During the Super Bowl post-game ceremony, Pierre Garcon displayed the flag of his home country, Haiti, for all of the United States to see.
Surprisingly enough, we recognized it; but we probably wouldn’t have recognized Haiti’s flag at any other time. The earthquake that had left Haiti badly shaken was still fresh in our minds, and its images were still burned into our eyes. Now, however, this is not the case.
I do not want to be a downer. Many great things were done by many people. Some went to Haiti and helped out, some organized rations, some raised money and some simply donated. Everyone who helped out should give themselves a small pat on the back. It was wonderful.
But Haiti is gone now. I don’t think I, or most people who are not still directly involved in recovery efforts, could pick their flag out of a lineup anymore.
Where did the enthusiasm go? Where did the coverage go? Where did the compassion go? Why am I writing this article?
This is the question I would like to pose: Is it solely an issue of Haiti being out of sight and out of mind? Are we really as enslaved to the media as this catastrophe has proven? In short, why is Haiti gone?
If you didn’t know, Haiti was a mess before the earthquake struck. It was one of the poorest places in the world, where children died of malnutrition every day, where if you had sandals you were lucky, and where most people lived on less than $2 a day.
And it took a catastrophe to get our attention. Was a 7.0 magnitude earthquake what we needed to tear our minds away from the television sets? Our corny magazines? Our personal problems?

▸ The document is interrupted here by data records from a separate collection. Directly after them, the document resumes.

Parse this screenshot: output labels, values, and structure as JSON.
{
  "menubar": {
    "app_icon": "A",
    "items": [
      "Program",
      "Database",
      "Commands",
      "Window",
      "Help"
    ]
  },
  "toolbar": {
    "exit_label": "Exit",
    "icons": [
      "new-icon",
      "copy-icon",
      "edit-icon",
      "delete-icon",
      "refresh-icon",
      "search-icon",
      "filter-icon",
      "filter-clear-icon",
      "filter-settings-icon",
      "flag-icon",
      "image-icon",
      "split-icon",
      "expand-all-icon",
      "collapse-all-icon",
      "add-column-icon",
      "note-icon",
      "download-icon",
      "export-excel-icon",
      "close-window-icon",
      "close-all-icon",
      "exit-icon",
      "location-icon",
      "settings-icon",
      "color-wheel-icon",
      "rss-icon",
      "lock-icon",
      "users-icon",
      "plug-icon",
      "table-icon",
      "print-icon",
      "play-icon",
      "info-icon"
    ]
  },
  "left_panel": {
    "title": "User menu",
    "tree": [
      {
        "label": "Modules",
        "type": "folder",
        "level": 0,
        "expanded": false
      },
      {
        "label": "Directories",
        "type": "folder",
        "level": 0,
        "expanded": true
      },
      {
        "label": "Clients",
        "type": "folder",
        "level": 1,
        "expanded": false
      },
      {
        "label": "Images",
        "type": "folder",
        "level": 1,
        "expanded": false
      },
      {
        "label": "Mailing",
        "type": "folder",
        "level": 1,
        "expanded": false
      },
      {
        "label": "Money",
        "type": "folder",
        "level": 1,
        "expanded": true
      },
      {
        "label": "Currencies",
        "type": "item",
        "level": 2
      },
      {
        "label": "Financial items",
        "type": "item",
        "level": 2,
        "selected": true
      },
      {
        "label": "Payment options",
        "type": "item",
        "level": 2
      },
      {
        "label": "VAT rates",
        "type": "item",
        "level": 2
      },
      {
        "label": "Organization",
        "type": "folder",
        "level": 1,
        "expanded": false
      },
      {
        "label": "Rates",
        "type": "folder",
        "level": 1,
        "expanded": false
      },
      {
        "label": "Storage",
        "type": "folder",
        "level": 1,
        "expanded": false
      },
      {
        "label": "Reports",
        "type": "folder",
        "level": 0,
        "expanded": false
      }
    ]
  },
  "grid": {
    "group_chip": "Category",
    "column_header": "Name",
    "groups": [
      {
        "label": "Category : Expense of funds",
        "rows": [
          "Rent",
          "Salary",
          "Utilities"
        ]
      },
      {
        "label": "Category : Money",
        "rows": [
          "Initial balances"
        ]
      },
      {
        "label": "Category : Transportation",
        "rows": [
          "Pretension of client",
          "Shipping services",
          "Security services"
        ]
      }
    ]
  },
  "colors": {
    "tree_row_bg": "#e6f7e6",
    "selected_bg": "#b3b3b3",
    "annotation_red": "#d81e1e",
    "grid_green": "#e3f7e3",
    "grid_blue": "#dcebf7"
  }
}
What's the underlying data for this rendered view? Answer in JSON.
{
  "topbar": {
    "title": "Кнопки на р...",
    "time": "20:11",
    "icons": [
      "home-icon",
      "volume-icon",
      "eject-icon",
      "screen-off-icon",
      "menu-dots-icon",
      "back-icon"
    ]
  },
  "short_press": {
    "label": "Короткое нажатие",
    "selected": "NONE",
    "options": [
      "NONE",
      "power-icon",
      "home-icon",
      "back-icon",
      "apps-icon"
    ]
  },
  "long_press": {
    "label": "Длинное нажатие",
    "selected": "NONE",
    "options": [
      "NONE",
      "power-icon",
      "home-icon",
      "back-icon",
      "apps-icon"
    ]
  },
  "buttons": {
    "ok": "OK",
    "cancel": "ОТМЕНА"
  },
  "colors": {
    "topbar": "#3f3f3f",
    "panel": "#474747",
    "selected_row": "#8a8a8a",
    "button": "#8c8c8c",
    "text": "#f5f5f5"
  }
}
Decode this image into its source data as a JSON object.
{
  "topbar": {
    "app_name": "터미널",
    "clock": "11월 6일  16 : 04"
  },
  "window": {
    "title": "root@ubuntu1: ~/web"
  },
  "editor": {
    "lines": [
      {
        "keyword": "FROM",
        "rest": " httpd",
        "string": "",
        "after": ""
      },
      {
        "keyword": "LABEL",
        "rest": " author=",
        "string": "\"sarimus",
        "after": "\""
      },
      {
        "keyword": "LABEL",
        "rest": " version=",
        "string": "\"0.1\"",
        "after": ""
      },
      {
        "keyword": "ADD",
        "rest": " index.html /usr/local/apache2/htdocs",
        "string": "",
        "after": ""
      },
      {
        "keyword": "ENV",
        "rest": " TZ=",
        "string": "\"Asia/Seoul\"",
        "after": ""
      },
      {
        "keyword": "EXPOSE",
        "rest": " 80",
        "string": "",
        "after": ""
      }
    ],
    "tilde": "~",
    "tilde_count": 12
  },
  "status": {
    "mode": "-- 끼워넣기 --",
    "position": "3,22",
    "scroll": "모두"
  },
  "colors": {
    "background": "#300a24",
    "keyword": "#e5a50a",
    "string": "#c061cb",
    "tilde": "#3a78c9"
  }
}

It can’t be denied that we responded. That much is comforting. But now we are back where we started.
Haiti is in the process of recovery in that it is getting back to “normal.”
But normal is when those who actually have a job are sticking pieces of sugar cane in their mouth to dull the pain of hunger.
Normal is when every child’s stomach sticks out, not from having a full belly too often, but from being bloated from having an empty belly always.
What have we achieved?
Why isn’t every professional athlete asking for support for their home? Why aren’t we rallying to help Haiti and other poverty stricken countries on a daily basis?
I think we would all gain something valuable if we were to help –– and not just the giddy feeling you get after helping someone out.
It would help our reputation on a national level, but most importantly, I think it would ground a lot of us. In a country that is overweight, overworked and where everyone has got some sort of over-diagnosed “disorder,” we need to look at what we have. And that’s a lot.
On a social and political level, we really need to take a look at ourselves.
I am not trying to spout self-help nonsense or play up the stereotypical “liberal” idealist movement in any way. The concept of helping has come to be associated with awful stereotypes, ones that have dulled its meaning.
Too many draw back in fear of being a part of some culture they do not want to be a part of. You do not need to wear Birkenstocks, drink coffee in a sweet little shop, try to “find yourself” on a daily basis or play the guitar under trees to care about what is going on around you. Not that any of that is bad; I love sweet little coffee shops.
Instead of letting a subculture claim social change for its own, though, we should strive to become a society that makes change happen.
In an ever shrinking world, everything is around us.
Please pay attention. Deal? And while we are dealing… let’s do something.